East Medford is checkered with lamentable reminders of failed or truncated projects crushed by the weight of the real estate bubble that burst.
The collapse, which followed a heady run-up that ranked Jackson County property values among the nation's fastest growing, cost hundreds of people their homes, robbed investors and speculators of millions of dollars and put regional banks in regulatory hot water.
"When developments go nowhere, it all becomes a waste of time and effort, whether it's economics or a dream," said Carlos Reichenshammer, chief executive officer for the Home Builders Association of Jackson County Inc.
A dearth of residential building and tumbling property values have threatened Cedar Landing, a 114-acre planned unit development on both sides of Cedar Links Drive that gained approval in 2006 after years of work.
County records show Cedar Links Golf Club owners Monty and Theresa Jantzer first missed payment on their $2.2 million loan from PremierWest Bank on Sept. 15, 2010, and they went into default on April 25. The total default is $4.4 million.
After selling 5 acres to the city of Medford along the north side of Cedar Links Drive for a park, Jantzer submitted updated plans to the city.
He's still hoping to move forward with the project.

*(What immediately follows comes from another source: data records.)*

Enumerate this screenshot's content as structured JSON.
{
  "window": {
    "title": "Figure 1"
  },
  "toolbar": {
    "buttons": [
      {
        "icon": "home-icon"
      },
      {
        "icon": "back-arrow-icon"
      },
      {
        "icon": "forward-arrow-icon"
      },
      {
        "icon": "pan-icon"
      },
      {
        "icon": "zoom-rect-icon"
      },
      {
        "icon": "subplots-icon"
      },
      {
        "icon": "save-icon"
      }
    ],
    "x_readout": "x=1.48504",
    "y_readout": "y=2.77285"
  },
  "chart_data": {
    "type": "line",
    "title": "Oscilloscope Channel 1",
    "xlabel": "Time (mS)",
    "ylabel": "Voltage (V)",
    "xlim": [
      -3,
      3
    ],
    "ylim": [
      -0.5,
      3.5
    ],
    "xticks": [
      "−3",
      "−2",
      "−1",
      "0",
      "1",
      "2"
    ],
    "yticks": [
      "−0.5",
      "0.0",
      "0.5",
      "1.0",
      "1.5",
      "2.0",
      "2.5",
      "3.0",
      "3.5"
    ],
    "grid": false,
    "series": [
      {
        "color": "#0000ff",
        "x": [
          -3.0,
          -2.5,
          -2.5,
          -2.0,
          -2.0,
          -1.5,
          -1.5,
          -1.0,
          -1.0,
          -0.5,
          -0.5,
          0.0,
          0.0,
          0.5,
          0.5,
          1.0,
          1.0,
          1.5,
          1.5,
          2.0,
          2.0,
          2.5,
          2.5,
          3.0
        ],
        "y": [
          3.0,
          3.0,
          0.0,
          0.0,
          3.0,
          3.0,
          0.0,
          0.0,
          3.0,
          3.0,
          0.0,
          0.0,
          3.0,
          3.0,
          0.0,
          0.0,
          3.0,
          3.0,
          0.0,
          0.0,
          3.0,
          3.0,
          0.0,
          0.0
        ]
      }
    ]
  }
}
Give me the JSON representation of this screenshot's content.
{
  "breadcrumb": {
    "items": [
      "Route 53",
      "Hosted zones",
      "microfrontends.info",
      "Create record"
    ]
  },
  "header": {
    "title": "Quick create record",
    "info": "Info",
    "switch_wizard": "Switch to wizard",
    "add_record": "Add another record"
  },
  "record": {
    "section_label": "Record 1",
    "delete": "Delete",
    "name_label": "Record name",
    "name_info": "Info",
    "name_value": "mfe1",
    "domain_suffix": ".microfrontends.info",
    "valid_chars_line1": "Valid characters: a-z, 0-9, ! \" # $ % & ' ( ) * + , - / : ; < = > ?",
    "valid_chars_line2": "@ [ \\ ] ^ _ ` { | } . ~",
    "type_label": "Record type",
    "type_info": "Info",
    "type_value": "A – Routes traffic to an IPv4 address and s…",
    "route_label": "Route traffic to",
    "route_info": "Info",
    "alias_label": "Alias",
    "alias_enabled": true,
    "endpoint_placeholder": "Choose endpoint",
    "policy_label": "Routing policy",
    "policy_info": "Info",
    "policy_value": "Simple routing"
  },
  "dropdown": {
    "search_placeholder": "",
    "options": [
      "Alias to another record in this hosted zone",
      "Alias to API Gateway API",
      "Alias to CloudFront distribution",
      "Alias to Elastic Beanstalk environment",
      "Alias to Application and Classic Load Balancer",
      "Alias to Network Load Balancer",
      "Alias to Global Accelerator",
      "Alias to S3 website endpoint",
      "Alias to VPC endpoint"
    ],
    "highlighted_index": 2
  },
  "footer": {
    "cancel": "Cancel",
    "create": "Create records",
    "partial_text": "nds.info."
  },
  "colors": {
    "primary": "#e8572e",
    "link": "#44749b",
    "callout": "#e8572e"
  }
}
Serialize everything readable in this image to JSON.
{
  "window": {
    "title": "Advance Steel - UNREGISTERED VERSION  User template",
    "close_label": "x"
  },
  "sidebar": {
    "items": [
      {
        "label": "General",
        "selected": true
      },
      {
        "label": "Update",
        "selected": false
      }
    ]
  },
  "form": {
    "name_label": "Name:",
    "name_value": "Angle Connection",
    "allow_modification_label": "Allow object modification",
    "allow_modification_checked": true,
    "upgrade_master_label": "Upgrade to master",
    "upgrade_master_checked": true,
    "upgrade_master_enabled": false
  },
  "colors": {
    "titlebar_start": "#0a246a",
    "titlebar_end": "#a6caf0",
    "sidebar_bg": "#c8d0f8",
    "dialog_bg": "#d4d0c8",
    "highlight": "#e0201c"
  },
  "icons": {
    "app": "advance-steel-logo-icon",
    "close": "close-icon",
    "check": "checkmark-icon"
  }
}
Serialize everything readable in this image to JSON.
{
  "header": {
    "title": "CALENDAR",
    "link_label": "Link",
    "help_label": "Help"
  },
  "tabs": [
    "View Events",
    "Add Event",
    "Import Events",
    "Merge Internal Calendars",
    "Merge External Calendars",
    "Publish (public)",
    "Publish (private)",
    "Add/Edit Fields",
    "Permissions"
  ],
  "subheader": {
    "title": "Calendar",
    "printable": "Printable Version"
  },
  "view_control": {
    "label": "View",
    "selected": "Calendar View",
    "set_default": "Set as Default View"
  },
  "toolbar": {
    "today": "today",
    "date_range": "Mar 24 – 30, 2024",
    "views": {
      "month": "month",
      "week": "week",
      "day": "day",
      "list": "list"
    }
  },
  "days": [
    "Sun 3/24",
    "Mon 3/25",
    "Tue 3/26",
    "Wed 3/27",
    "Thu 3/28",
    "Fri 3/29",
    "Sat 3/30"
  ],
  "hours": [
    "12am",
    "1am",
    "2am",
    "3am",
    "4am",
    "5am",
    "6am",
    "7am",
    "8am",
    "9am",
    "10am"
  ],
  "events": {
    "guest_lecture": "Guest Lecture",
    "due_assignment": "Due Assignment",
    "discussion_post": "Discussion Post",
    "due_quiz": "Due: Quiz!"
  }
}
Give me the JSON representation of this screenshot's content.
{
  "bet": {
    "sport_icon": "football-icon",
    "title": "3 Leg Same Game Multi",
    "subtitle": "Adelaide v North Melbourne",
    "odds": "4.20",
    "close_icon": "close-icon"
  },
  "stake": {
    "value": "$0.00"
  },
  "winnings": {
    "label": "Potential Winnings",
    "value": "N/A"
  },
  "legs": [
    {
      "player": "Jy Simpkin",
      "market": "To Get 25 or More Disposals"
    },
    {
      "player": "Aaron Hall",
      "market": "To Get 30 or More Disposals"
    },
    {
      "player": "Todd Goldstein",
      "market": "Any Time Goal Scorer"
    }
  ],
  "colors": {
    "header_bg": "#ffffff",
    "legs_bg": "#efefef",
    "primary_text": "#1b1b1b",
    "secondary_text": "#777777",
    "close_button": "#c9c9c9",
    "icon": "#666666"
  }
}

"We have a very viable PUD with one of the better layouts in the valley," Jantzer said. "When things pick up, we're ready to go. We're looking for refinancing sources and exploring different avenues."
Whether the planned unit development is rescued or goes to auction in September is yet to be seen.
Multiple projects have died in the past five years, and it will be a long time before financial realities open the door to more such developments. The irony is that the people desperately in need of the jobs resulting from such projects remain idled.
"It's a multipronged problem," Reichenshammer said. "On one hand you miss the opportunity to create jobs, especially a development like Bella Vista (off East McAndrews Road), which was a pretty good-sized project. There were thousands of dollars spent and many months on a specific project on the part of developers as well as the city planners."
Alex Pawlowski, a former LibertyBank executive and now the business loan development manager for Southern Oregon Regional Economic Development Inc., said there is no turnaround on the horizon.
"We've been living in uncertainty for four years, almost to where it has become the new norm," Pawlowski said. "It makes things that much more difficult."
Banks, he said, are held accountable by regulators who now more than ever are scrutinizing the collateral behind loans. When the value of property declines, the borrower has to pay down the loan to keep within the regulatory guidelines or find alternatives.
"If you are waiting for the real estate market to rebound, it will be a long wait," Pawlowski said. "When the bottom falls out, the only way for the bank to maintain its position is to ask the borrower to pay more of the loan down. How can they do that in a down market?"
California played a major role in the rising real estate market of the early 2000s, both in the form of immigration into Southern Oregon, creating a high demand for housing, and investing capital in local projects.
"That's dried up because California is in the same holding pattern," Pawlowski said. "So we've gone from tremendous growth back to where we were previously. We saw an unprecedented boom-and-bust cycle. I don't know of anybody who's seen anything like this — it's extraordinary what took place and I don't see it repeating in my lifetime."
Commercial real estate broker Wade Six likens what happened to local real estate developers to a game of musical chairs.
"We all knew from 2006 into 2008 that at some point the music was going to stop," Six said. "Based on the trajectory (from earlier in the decade), developers were making the correct moves as long as things stayed the way they were. Then the music stopped and it was like someone put a new record on the machine and said 'dance to this.' It's a brave new world."
Deep pockets are more important than ever, he said.
"Few landlords have access to credit or can write a check for (the amount needed)," Six said. "If you are a bank today, where are you going to put your money — Medford, Oregon, or the Seattle market?"
One element of the Cedar Landing project was retirement housing.
To make money, senior living communities need an occupancy in the mid-90 percent range.
"Across the board it's 75 to 80 percent and in the lower-level care facilities it's less because mom and dad are staying at home longer," Six said.
What was once considered a key element in many developments because of baby boomers moving toward retirement is no longer something to bank on.
"The paradigm that existed several years ago is no more and isn't coming back soon, if ever," Six said.
The $400,000 homes that made many a development loan pencil out are no longer attracting buyers.
"In those cases," Six said, "it almost takes a change of ownership to recalibrate the value and to create new value."
Reach reporter Greg Stiles at 541-776-4463 or email email@example.com.